Julia: Your participants were jockeys in a horse race - can you explain how these findings apply to managers in other kinds of workplaces?
Elisa: The same mechanisms can be studied and leveraged in other contexts, such as business rivalries or rivalries between political camps. Jockeys in Siena are maybe an extreme case of talent offering their services to the contrade (a well paid service, bids can reach 400K€ for a single race for the best ones!). But talent mobility between firms can be observed in business too. Firms tend to think negatively about losing one of their best employees to the opponent, but there is a silver lining: these individuals are those that can be used to reduce the risk of competition wars. Think about IBM and Apple: in the 80s they were arch rivals, but now they even cooperate. One of the reasons for such improved relationships is that Tim Cook, current Apple CEO, is a former employee at IBM. During the 12 years he spent at IBM, he made friendships and connections he can leverage to reduce the escalation of competitive pressure.

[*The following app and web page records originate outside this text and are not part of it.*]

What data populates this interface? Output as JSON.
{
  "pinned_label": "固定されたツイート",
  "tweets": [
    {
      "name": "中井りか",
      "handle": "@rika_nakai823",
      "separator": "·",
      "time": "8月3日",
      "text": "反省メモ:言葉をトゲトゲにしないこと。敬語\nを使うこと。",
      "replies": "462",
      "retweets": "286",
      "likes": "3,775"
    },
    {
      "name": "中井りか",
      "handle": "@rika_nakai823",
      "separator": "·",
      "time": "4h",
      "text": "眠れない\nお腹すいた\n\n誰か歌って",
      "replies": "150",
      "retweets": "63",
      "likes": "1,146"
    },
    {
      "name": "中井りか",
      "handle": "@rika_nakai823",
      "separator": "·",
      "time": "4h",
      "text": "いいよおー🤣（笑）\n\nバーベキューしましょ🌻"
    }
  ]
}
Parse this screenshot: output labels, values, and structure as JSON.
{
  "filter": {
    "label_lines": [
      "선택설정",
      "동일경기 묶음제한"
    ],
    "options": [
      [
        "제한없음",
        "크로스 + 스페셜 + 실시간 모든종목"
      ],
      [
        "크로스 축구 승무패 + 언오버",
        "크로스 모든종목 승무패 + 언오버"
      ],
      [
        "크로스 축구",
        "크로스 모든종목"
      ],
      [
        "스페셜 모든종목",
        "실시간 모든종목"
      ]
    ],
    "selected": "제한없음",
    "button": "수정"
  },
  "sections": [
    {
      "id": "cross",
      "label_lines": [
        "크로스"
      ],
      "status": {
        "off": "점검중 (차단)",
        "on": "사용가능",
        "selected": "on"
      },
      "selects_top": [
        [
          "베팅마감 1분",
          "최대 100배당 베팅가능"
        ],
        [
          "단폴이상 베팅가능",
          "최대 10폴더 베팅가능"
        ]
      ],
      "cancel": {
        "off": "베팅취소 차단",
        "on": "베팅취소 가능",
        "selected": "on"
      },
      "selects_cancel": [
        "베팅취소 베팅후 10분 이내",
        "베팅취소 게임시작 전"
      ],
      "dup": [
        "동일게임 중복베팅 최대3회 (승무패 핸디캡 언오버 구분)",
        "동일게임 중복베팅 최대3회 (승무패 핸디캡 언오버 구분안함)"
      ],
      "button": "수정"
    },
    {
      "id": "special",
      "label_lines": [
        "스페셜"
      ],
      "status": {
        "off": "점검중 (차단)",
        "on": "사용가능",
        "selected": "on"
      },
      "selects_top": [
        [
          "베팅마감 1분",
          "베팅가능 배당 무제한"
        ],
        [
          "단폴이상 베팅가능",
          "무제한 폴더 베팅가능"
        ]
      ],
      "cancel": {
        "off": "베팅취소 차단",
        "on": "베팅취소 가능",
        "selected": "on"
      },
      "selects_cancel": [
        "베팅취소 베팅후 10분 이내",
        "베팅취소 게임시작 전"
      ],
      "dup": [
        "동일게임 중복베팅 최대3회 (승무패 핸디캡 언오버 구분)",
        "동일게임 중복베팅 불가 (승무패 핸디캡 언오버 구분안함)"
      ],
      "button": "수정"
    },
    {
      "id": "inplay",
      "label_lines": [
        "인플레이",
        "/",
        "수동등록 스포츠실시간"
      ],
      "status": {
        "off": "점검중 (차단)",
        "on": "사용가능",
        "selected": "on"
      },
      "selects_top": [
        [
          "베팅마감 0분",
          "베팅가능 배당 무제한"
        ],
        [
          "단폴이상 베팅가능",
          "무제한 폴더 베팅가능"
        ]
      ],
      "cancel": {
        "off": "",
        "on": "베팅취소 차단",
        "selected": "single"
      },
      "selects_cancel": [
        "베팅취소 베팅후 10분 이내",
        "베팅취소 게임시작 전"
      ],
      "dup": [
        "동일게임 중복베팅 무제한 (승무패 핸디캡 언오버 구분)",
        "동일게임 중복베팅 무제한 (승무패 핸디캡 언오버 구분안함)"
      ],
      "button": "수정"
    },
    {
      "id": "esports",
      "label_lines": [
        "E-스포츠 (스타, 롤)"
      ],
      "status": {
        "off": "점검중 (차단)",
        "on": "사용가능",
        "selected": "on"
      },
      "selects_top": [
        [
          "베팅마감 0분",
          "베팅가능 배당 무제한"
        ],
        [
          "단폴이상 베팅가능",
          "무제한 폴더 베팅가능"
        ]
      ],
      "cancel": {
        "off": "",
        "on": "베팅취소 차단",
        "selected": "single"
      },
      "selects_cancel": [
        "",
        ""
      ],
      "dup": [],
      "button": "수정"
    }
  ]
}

Julia: In what other context can we apply your findings? Is there anything else you’d like to add?
Elisa: We believe that our findings can also be beneficial in other domains, such as politics. In the last few years, we have observed increasing polarization both in the United States and in France. Deep antagonism between rival coalitions moves leaders against each other, hinders cooperation and triggers confrontation between citizens belonging to opposing factions. The risk of conflict escalation is an ever-present threat with sizable detrimental effects on economic outcomes and well-being.
Our research suggests that individuals belonging to opposing coalitions, who shared past work experiences, connected by friendships, can be the best champions that may overcome the stalemate of a Parliament without a clear majority, as in France nowadays. For example, many of the deputies of Macron’s party come from previous personal experiences working with other parties, either in the socialist or the republican party. Several members of different parties attended the same French school or sent their kids to the same schools. These personal contacts can be leveraged in the coming years to reduce conflict and get things done.
Rivalry is a threat, but is also an opportunity, motivating individuals and driving performance up, as recognized by research conducted by Gavin Kilduff at NYU and his colleagues. Finding ways to control the dark side of antagonism and leverage rivalry for the common good is crucial. The citizens of Siena can show us the way.
Julia: Thank you so much for joining me today, it was fascinating to hear about research conducted in such a unique setting. Until next time!
For more information on the topic, take a look at Dr. Operti's research:
Operti, E., Y. Lampronti, S., & Sgourev, S. V. (2020). Hold your horses: Temporal multiplexity and conflict moderation in the Palio di Siena (1743–2010). Organization Science, 31(1), 85-102.
Operti, E., Sgourev, S. V., & Lampronti, S. Y. (2021). Choose Your Enemies Well: Mapping, Managing, and Leveraging Rivalry. California Management Review, 64(1), 29-46.
Sgourev, S. V., & Operti, E. (2019). From Montagues to Capulets: Analyzing the systemic nature of rivalry in career mobility. Academy of Management Journal, 62(5), 1333-1357.